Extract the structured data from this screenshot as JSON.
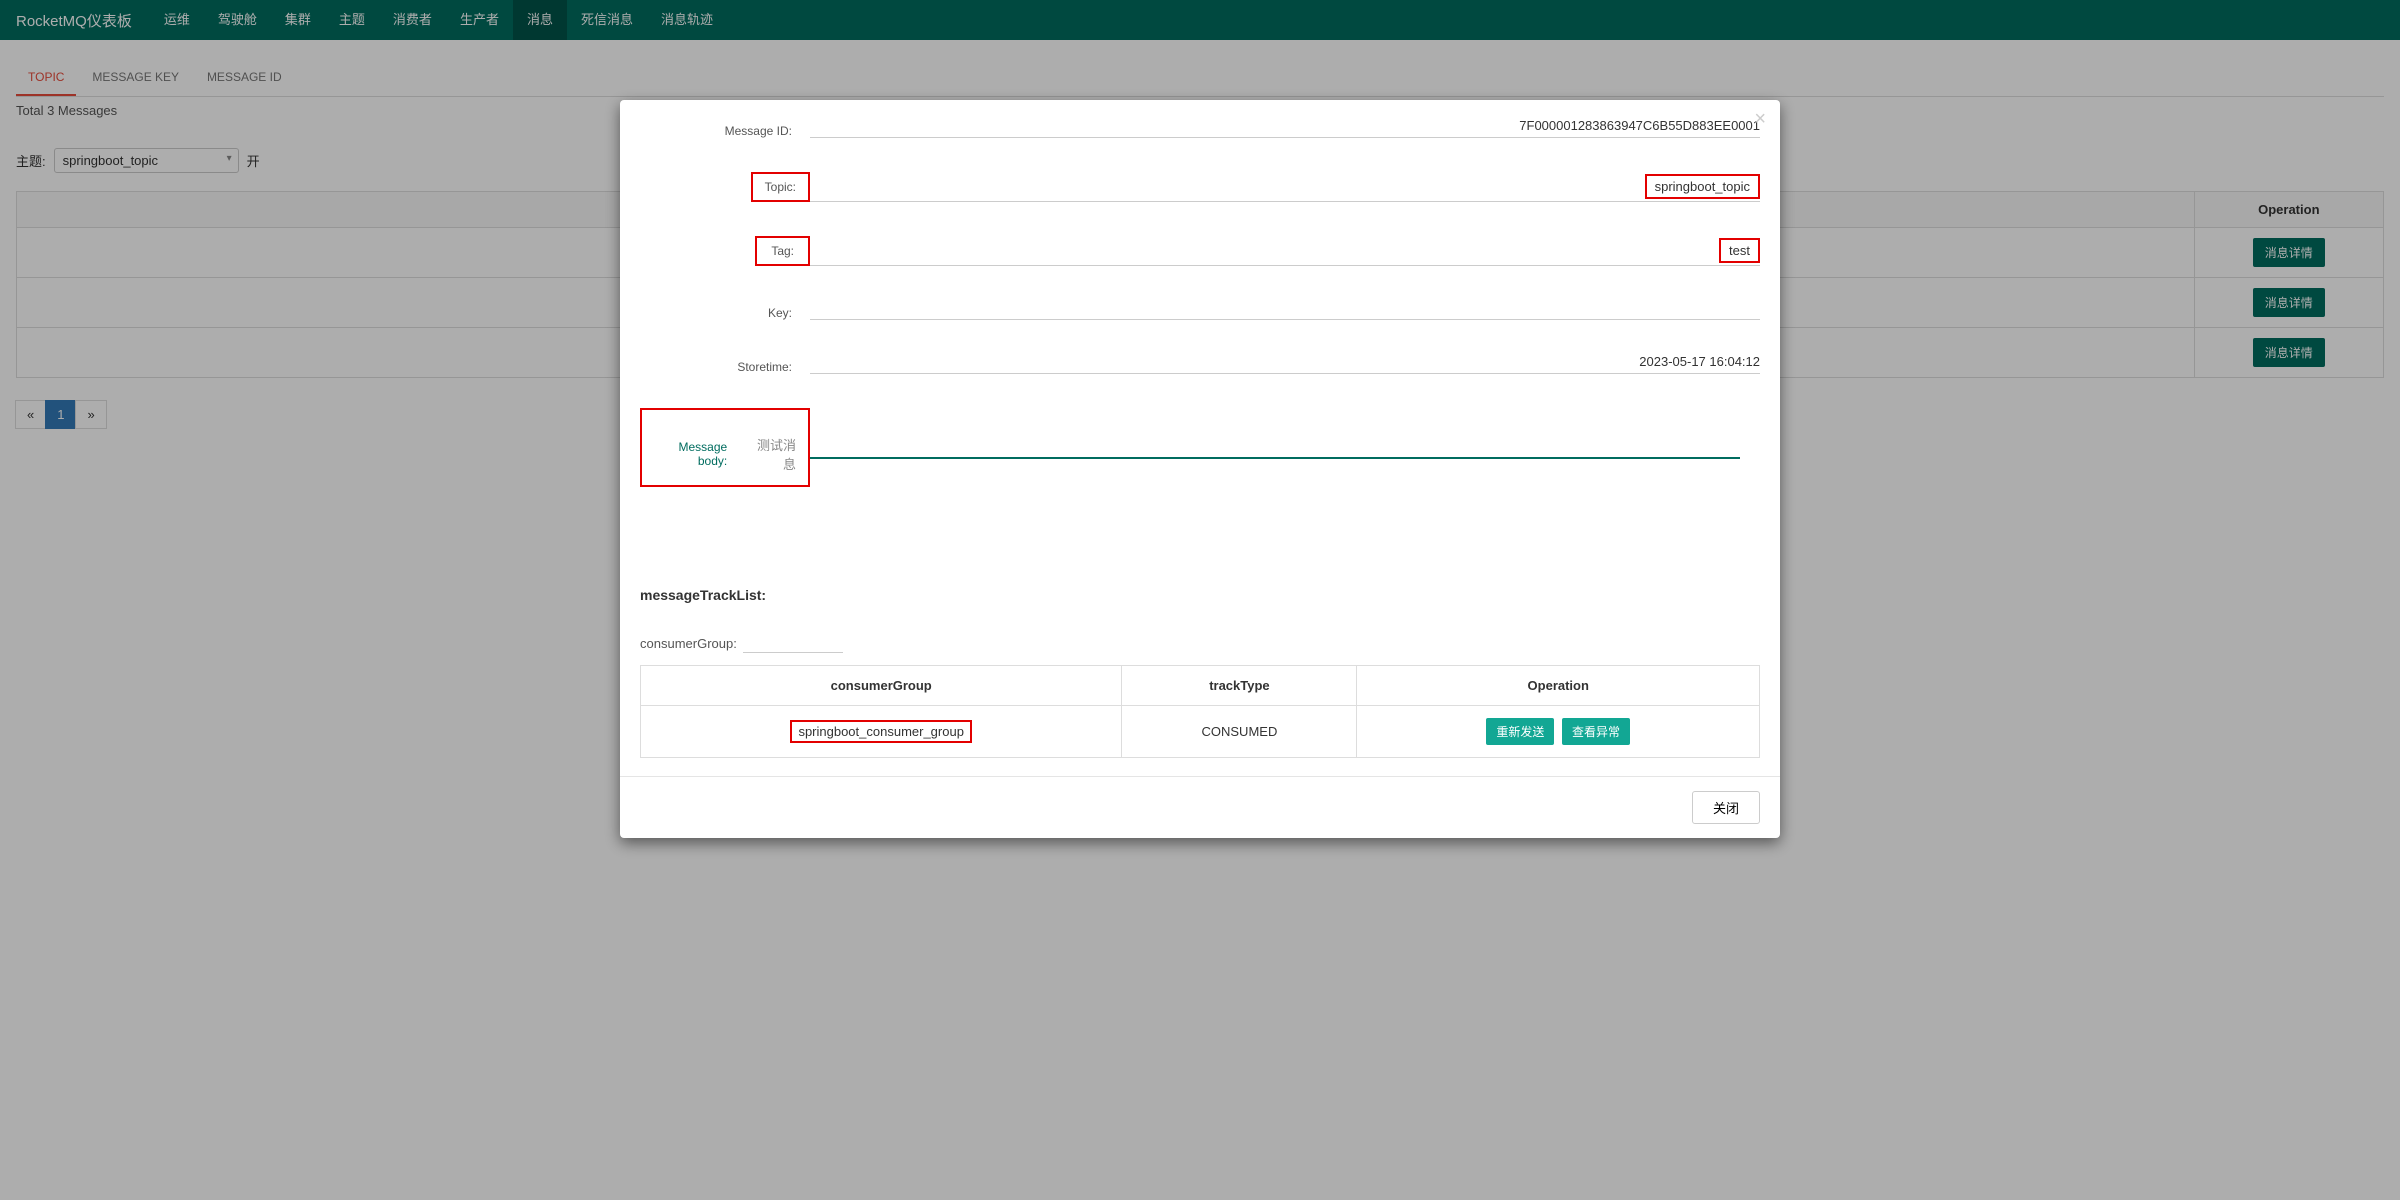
{
  "navbar": {
    "brand": "RocketMQ仪表板",
    "items": [
      "运维",
      "驾驶舱",
      "集群",
      "主题",
      "消费者",
      "生产者",
      "消息",
      "死信消息",
      "消息轨迹"
    ],
    "active_index": 6
  },
  "tabs": {
    "items": [
      "TOPIC",
      "MESSAGE KEY",
      "MESSAGE ID"
    ],
    "active_index": 0
  },
  "total_label": "Total 3 Messages",
  "filter": {
    "topic_label": "主题:",
    "topic_value": "springboot_topic",
    "begin_marker": "开"
  },
  "bg_table": {
    "op_header": "Operation",
    "detail_btn": "消息详情",
    "rows": 3
  },
  "pagination": {
    "prev": "«",
    "pages": [
      "1"
    ],
    "next": "»",
    "active": "1"
  },
  "modal": {
    "close_icon": "×",
    "fields": {
      "message_id_label": "Message ID:",
      "message_id_value": "7F000001283863947C6B55D883EE0001",
      "topic_label": "Topic:",
      "topic_value": "springboot_topic",
      "tag_label": "Tag:",
      "tag_value": "test",
      "key_label": "Key:",
      "key_value": "",
      "storetime_label": "Storetime:",
      "storetime_value": "2023-05-17 16:04:12",
      "body_label": "Message body:",
      "body_value": "测试消息"
    },
    "track": {
      "title": "messageTrackList:",
      "cg_label": "consumerGroup:",
      "headers": [
        "consumerGroup",
        "trackType",
        "Operation"
      ],
      "row": {
        "consumerGroup": "springboot_consumer_group",
        "trackType": "CONSUMED",
        "resend_btn": "重新发送",
        "exception_btn": "查看异常"
      }
    },
    "close_btn": "关闭"
  }
}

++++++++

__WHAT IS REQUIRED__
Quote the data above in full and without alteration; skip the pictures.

__YOUR RESPONSE__
Extract the structured data from this screenshot as JSON.
{
  "navbar": {
    "brand": "RocketMQ仪表板",
    "items": [
      "运维",
      "驾驶舱",
      "集群",
      "主题",
      "消费者",
      "生产者",
      "消息",
      "死信消息",
      "消息轨迹"
    ],
    "active_index": 6
  },
  "tabs": {
    "items": [
      "TOPIC",
      "MESSAGE KEY",
      "MESSAGE ID"
    ],
    "active_index": 0
  },
  "total_label": "Total 3 Messages",
  "filter": {
    "topic_label": "主题:",
    "topic_value": "springboot_topic",
    "begin_marker": "开"
  },
  "bg_table": {
    "op_header": "Operation",
    "detail_btn": "消息详情",
    "rows": 3
  },
  "pagination": {
    "prev": "«",
    "pages": [
      "1"
    ],
    "next": "»",
    "active": "1"
  },
  "modal": {
    "close_icon": "×",
    "fields": {
      "message_id_label": "Message ID:",
      "message_id_value": "7F000001283863947C6B55D883EE0001",
      "topic_label": "Topic:",
      "topic_value": "springboot_topic",
      "tag_label": "Tag:",
      "tag_value": "test",
      "key_label": "Key:",
      "key_value": "",
      "storetime_label": "Storetime:",
      "storetime_value": "2023-05-17 16:04:12",
      "body_label": "Message body:",
      "body_value": "测试消息"
    },
    "track": {
      "title": "messageTrackList:",
      "cg_label": "consumerGroup:",
      "headers": [
        "consumerGroup",
        "trackType",
        "Operation"
      ],
      "row": {
        "consumerGroup": "springboot_consumer_group",
        "trackType": "CONSUMED",
        "resend_btn": "重新发送",
        "exception_btn": "查看异常"
      }
    },
    "close_btn": "关闭"
  }
}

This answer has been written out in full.